# What the exercise asks:
Please return all lines of the data below containing the string "description".

# Information supplied:
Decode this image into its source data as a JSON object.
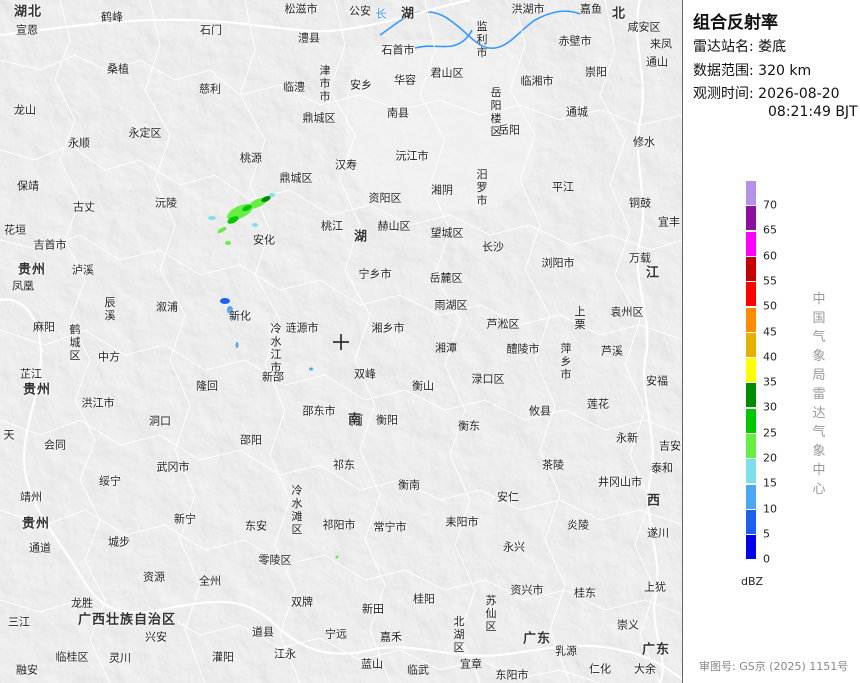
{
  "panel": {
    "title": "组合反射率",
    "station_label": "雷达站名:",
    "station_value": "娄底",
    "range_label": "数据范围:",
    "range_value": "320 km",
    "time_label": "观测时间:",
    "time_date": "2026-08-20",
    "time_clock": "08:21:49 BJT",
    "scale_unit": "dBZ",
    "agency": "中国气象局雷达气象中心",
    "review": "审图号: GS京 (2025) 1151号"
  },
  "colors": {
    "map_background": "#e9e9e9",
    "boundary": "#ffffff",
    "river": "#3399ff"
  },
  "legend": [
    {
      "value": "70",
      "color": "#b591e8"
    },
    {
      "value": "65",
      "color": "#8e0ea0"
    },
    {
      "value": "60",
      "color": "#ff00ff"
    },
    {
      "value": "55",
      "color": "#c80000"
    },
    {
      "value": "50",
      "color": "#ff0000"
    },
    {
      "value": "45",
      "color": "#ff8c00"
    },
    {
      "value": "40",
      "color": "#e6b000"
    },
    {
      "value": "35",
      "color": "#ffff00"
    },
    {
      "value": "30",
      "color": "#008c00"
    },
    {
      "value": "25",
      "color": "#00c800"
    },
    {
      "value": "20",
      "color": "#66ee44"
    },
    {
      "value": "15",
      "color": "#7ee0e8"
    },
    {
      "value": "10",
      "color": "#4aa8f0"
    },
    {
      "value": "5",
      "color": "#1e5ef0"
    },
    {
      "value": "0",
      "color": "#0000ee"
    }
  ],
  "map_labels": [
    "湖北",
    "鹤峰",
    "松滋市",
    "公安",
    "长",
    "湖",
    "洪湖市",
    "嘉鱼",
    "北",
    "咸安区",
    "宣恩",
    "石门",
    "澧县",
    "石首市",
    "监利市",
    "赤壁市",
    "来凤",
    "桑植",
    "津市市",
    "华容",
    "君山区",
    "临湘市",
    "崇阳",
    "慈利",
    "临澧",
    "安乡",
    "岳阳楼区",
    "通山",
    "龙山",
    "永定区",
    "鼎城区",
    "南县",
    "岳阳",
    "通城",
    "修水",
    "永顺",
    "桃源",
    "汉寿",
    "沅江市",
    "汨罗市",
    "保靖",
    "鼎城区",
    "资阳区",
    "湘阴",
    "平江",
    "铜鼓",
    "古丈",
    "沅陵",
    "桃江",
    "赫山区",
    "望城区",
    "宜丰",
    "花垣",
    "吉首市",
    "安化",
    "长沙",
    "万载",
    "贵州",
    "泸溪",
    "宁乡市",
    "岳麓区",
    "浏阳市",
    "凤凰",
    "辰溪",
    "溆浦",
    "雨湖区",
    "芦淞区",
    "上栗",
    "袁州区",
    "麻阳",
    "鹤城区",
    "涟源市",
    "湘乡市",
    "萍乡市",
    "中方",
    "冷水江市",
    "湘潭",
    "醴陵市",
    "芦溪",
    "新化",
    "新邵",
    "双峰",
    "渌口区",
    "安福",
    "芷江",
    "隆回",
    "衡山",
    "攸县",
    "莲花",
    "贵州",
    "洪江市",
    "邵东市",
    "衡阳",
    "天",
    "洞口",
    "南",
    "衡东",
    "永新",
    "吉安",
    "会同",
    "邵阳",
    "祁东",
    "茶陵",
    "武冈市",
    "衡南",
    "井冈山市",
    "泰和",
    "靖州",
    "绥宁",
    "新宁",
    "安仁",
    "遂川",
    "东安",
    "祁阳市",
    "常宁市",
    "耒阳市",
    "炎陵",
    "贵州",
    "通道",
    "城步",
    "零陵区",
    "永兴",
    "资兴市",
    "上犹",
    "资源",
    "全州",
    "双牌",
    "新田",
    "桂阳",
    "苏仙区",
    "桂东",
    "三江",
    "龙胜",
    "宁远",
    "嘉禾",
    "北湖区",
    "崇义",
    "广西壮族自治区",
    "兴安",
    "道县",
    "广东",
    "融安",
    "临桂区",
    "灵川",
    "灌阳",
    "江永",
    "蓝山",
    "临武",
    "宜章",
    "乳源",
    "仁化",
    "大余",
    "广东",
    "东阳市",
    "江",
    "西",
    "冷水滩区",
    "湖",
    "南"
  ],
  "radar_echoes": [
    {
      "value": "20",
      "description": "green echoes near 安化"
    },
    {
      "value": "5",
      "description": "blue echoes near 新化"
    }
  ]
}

# Finished task:
      "description": "green echoes near 安化"
      "description": "blue echoes near 新化"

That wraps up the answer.